[¶12] Roberts' argument ignores that she has the burden of establishing her eligibility for benefits and providing information necessary to establish eligibility. N.D. Admin. Code § 75-02-02.1-02.1; Gross, 2004 ND 190, ¶ 8, 687 N.W.2d 460. Kirk has had a power of attorney for Roberts since 1991, which entails a confidential relationship and fiduciary responsibilities to her. See Matter of Estate of Dinnetz, 532 N.W.2d 672, 673-74 (N.D. 1995). When a confidential relationship or fiduciary duty exists, the person in whom the confidence is reposed is deemed to be a trustee . Id. at 674, n.2. A trustee must act with the highest good faith toward the beneficiary and may not obtain any advantage over the beneficiary. Id. at 674; N.D.C.C. § 59-01-09. All transactions between a trustee and a beneficiary by which the trustee obtains any advantage from the beneficiary are presumed to be entered into without sufficient consideration and under undue influence.

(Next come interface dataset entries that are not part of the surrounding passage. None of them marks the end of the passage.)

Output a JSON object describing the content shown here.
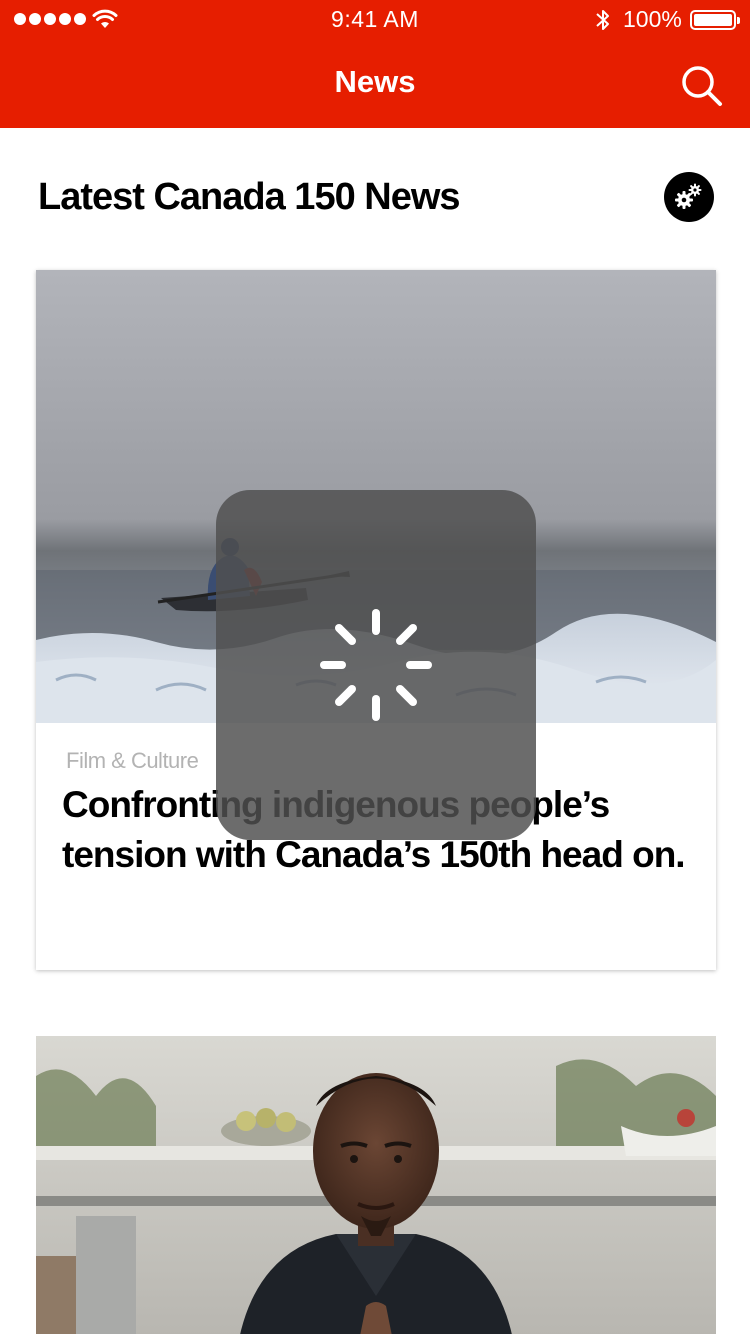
{
  "status_bar": {
    "time": "9:41 AM",
    "battery_percent": "100%",
    "signal_bars": 5
  },
  "nav": {
    "title": "News",
    "search_icon": "search-icon"
  },
  "section": {
    "title": "Latest Canada 150 News",
    "settings_icon": "gears-icon"
  },
  "articles": [
    {
      "image": "kayaker-on-icy-arctic-water",
      "category": "Film & Culture",
      "headline": "Confronting indigenous people’s tension with Canada’s 150th head on."
    },
    {
      "image": "chef-portrait-in-kitchen"
    }
  ],
  "loading": {
    "icon": "activity-spinner-icon"
  },
  "colors": {
    "brand": "#e61e00",
    "category": "#b3b3b3",
    "overlay": "#505050"
  }
}
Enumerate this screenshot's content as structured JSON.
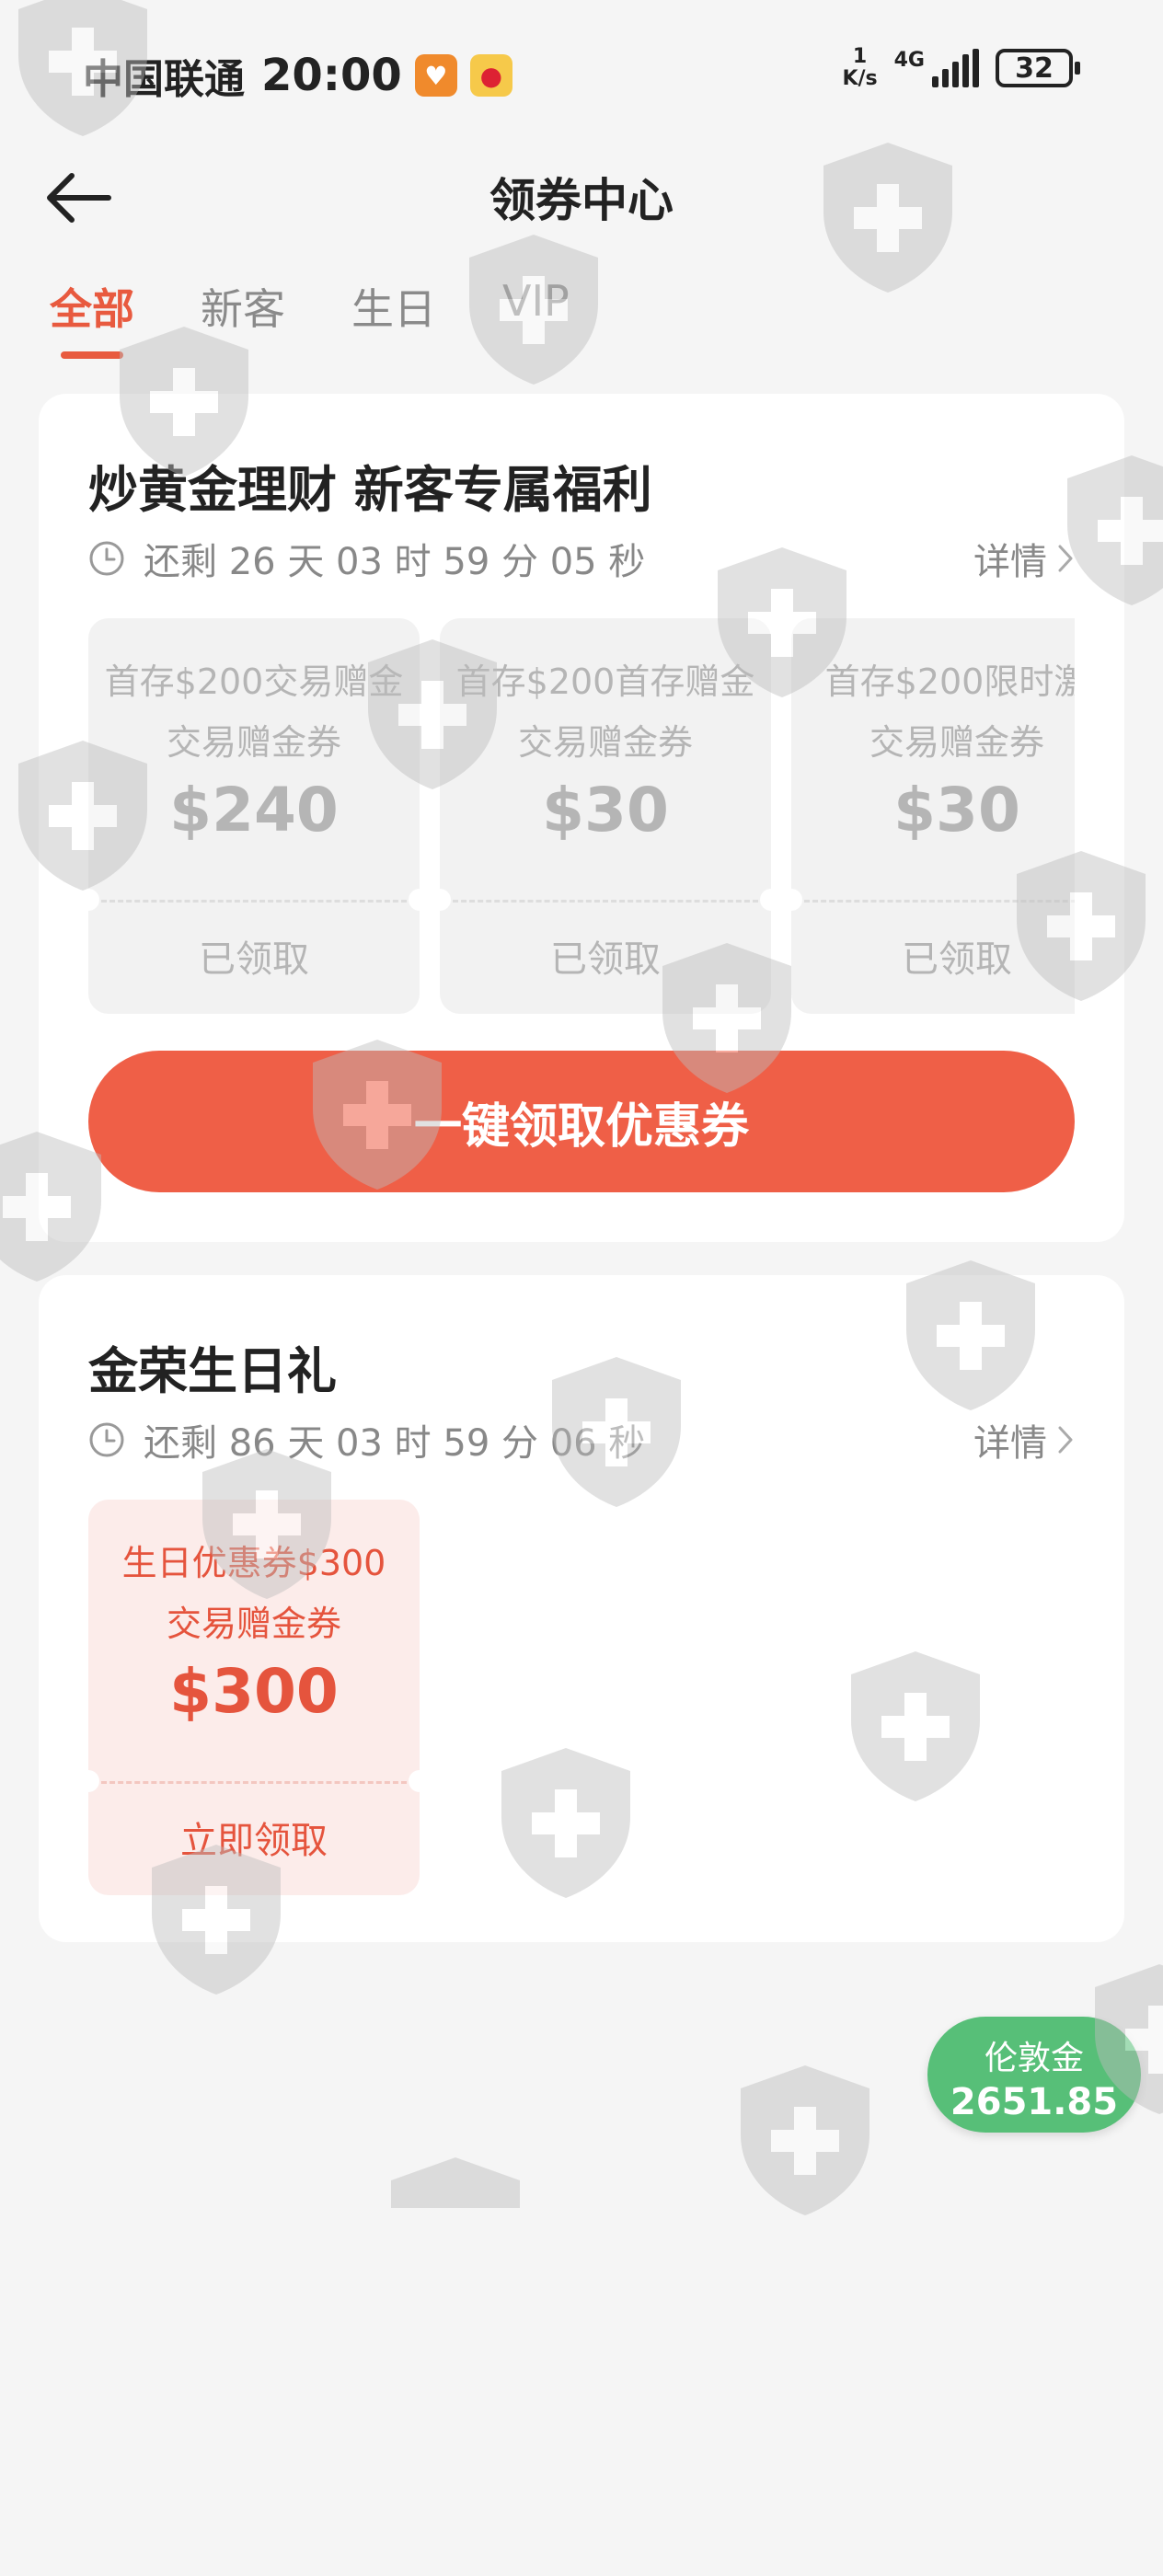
{
  "status_bar": {
    "carrier": "中国联通",
    "time": "20:00",
    "net_speed_value": "1",
    "net_speed_unit": "K/s",
    "network": "4G",
    "battery": "32"
  },
  "header": {
    "title": "领券中心"
  },
  "tabs": [
    {
      "label": "全部",
      "active": true
    },
    {
      "label": "新客",
      "active": false
    },
    {
      "label": "生日",
      "active": false
    },
    {
      "label": "VIP",
      "active": false
    }
  ],
  "section_new": {
    "title": "炒黄金理财 新客专属福利",
    "countdown": "还剩 26 天 03 时 59 分 05 秒",
    "details": "详情",
    "coupons": [
      {
        "name": "首存$200交易赠金",
        "type": "交易赠金券",
        "amount": "$240",
        "status": "已领取"
      },
      {
        "name": "首存$200首存赠金",
        "type": "交易赠金券",
        "amount": "$30",
        "status": "已领取"
      },
      {
        "name": "首存$200限时激",
        "type": "交易赠金券",
        "amount": "$30",
        "status": "已领取"
      }
    ],
    "claim_all": "一键领取优惠券"
  },
  "section_birthday": {
    "title": "金荣生日礼",
    "countdown": "还剩 86 天 03 时 59 分 06 秒",
    "details": "详情",
    "coupons": [
      {
        "name": "生日优惠券$300",
        "type": "交易赠金券",
        "amount": "$300",
        "status": "立即领取"
      }
    ]
  },
  "gold_badge": {
    "label": "伦敦金",
    "value": "2651.85"
  },
  "colors": {
    "accent": "#e85a3f",
    "button": "#ef5f47",
    "badge": "#57bf78",
    "background": "#f5f5f5"
  }
}
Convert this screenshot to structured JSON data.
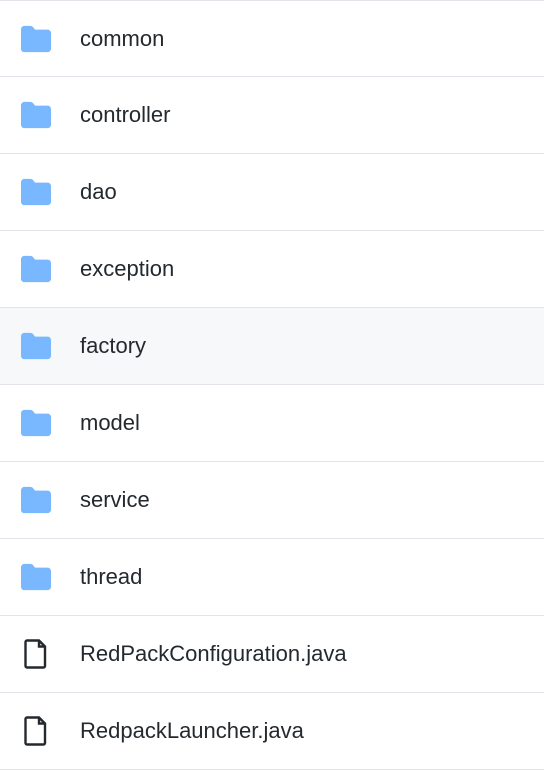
{
  "files": [
    {
      "type": "folder",
      "name": "common",
      "hovered": false
    },
    {
      "type": "folder",
      "name": "controller",
      "hovered": false
    },
    {
      "type": "folder",
      "name": "dao",
      "hovered": false
    },
    {
      "type": "folder",
      "name": "exception",
      "hovered": false
    },
    {
      "type": "folder",
      "name": "factory",
      "hovered": true
    },
    {
      "type": "folder",
      "name": "model",
      "hovered": false
    },
    {
      "type": "folder",
      "name": "service",
      "hovered": false
    },
    {
      "type": "folder",
      "name": "thread",
      "hovered": false
    },
    {
      "type": "file",
      "name": "RedPackConfiguration.java",
      "hovered": false
    },
    {
      "type": "file",
      "name": "RedpackLauncher.java",
      "hovered": false
    }
  ]
}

N.D.C.C. § 59-01-16.
[¶13] Here, Kirk, under his power of attorney for Roberts, received an advantage by executing the satisfaction of mortgage in his favor in June 2001, and a presumption arose that his execution of the satisfaction of the mortgage was without sufficient consideration and under undue influence. Under N.D.R.Ev. 301(a), a presumption substitutes for evidence of the presumed fact until the trier of fact finds from credible evidence that the presumed fact does not exist. Kirk failed to provide evidence to rebut the presumption that the satisfaction of the mortgage was without sufficient consideration. Roberts has a right to have Kirk's satisfaction of the mortgage set aside and the property returned to her, or to receive full payment for the property under the mortgage deed. Roberts has failed to show that she would have been unsuccessful in exercising her legal rights to set aside the satisfaction of the mortgage. See Linser, 2003 ND 195, ¶ 11; 672 N.W.2d 643, Post, 556 N.W.2d at 665.
[¶14] On this record, we conclude a reasoning mind could reasonably conclude Kirk failed to rebut the presumption he executed the mortgage satisfaction without sufficient consideration and Roberts was entitled to set aside the satisfaction. We further conclude a reasoning mind could reasonably conclude Roberts failed to prove the payments had been made under the mortgage deed. We, therefore, conclude the Department's determination that Roberts failed to establish her eligibility for benefits is supported by a preponderance of the evidence and is in accordance with the law.
[¶15] We affirm the judgment.
|[¶16]||William A. Neumann|
Mary Muehlen Maring
Carol Ronning Kapsner
Dale V. Sandstrom
Gerald W. VandeWalle, C.J.
1. Although the parties have referred to the 1979 transaction as a contract for deed, the record reflects the document evidencing the transaction is denominated as a mortgage deed.